Our glacial dismount was much smoother than going up, and soon we were climbing the moraine at the base. We paused to inflate tires (built-in air compressors on these vehicles) and that’s when I noticed the multicolored sparkles in the snow. Rather than the usual clear twinkle, I could make out all the colors of the rainbow. When I pointed it out to everyone else, I got gentle questions about the state of my eyes or the quality of whatever I’d been smoking. I kept seeing it though, as we drove through the snowy landscape and across rivers, and after insisting a while longer, finally everyone else in the car saw it. Rainbows in the snow, but only when we were angled a particular way relative to the dropping sun and the crystal snow-surface. They followed us for the next hour, sometimes appearing in three directions and leading straight to the horizon.

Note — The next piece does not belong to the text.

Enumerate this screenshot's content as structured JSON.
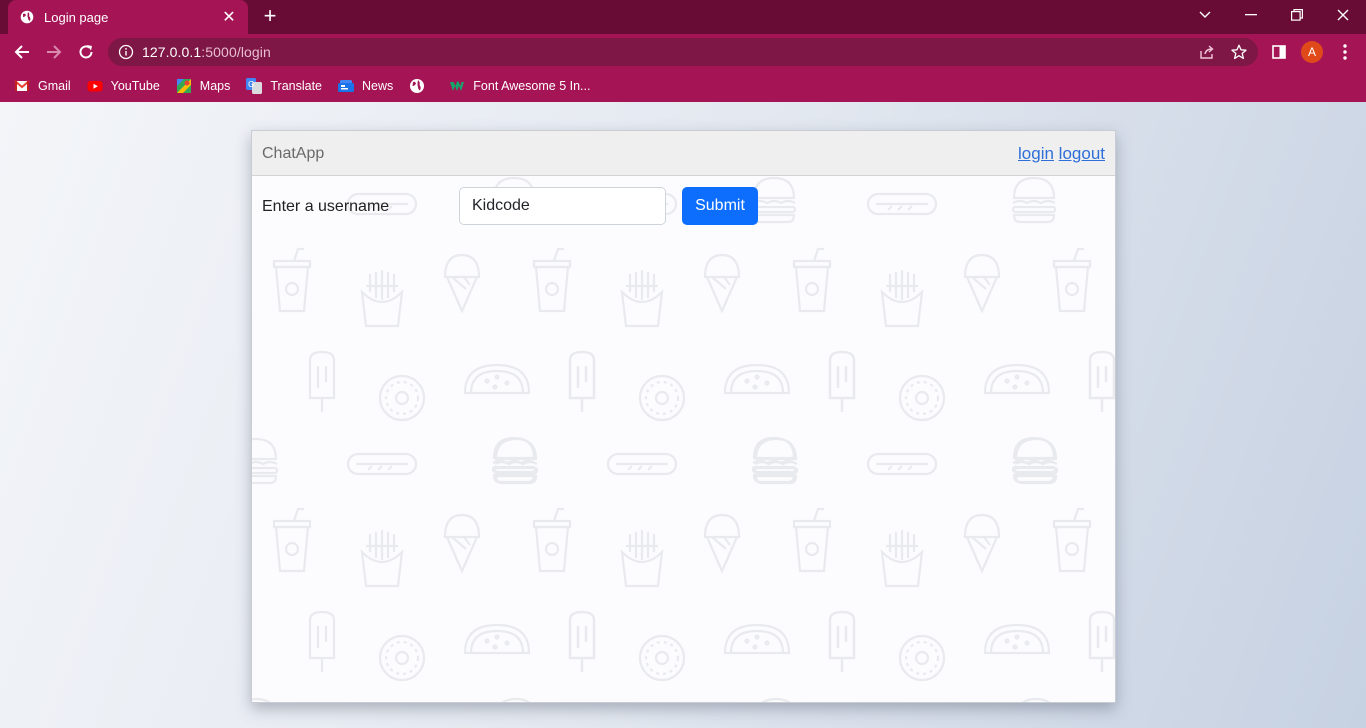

It’s always a little heart-wrenching to come down from a remote and spectacular place and see civilization approach bit by bit. First road signs, then road features like bridges, banked corners and the yellow road-edge posts, then pavement beneath the tires, then powerlines and guardrails. We pulled into Hrauneyjar as the light was fading from the sky to find B waiting in the kitchen door, a cigarette dangling from the corner of his mouth. We unpacked C & F from the Rovers, had some coffee and cake, then took a final photo of the posse before everyone parted ways and headed back to lights, traffic circles, and crowds.

The next day I woke early in the darkness and pulled on a sweater that had been with me on the glacier. Although I hadn't worn it, its mere presence there was enough to become infused with a faint fragrance of hákarl. It's not a generally friendly smell, but that morning it was a comforting reminder that I'd been to this great place. My lens solution bottle had also become compressed from altitude like I'd been on an airplane. Four days later, the smell of shark has faded from my clothes and the bottle is back to normal, but I'm still thinking of being up there, out in the silence and open space. I actually brought a tiny pouch of sand with me from a beach on Martha's Vineyard, and on Sunday morning I sprinkled it over the snow near the huts, the wind snatching it and distributing it invisibly among the snow crystals. It's still up there, gradually working its way through the layers of snow, and eventually, maybe, someday it will once again return to the Atlantic ocean in a few millenia. I like that thought.


mh said...

Words & photos, an amazing documentation of an epic expedition!

To attempt to convey the scenery and senses it triggers is daunting...to master it throughout this 4 series posts is infinitely impressive.

Thanks for sharing E!


tsduff said...

Imagining your sprinkling of the sand from one part of the earth to another so far away made me catch my breath for a moment. You add so much to my daily life - just in the snippets of thoroughly visual descriptions you give, and in the simple but magically transporting pictures you share. Just wanted you to know that. I can relate to the vague comfort brought to heart with a single whiff of hákarl... like a memory brought back to life. I just wanted you to know how much I love the experience I get when I come here to your place. Thanks E :-)

Professor Batty said...



ECS said...

Mike-Glad you liked it! I'm rather exhausted from all this effort and output now :-)

Terry- I brought that sand with me a year and a half ago, collecting it on a trip to the Vineyard with my parents before I left the States. It's been with me ever since, and I've waited for the right place to sprinkle it. I like to think about it up there now, a little piece of New England on a massive piece of ice.

bmp said...

incredible...brings back some great memories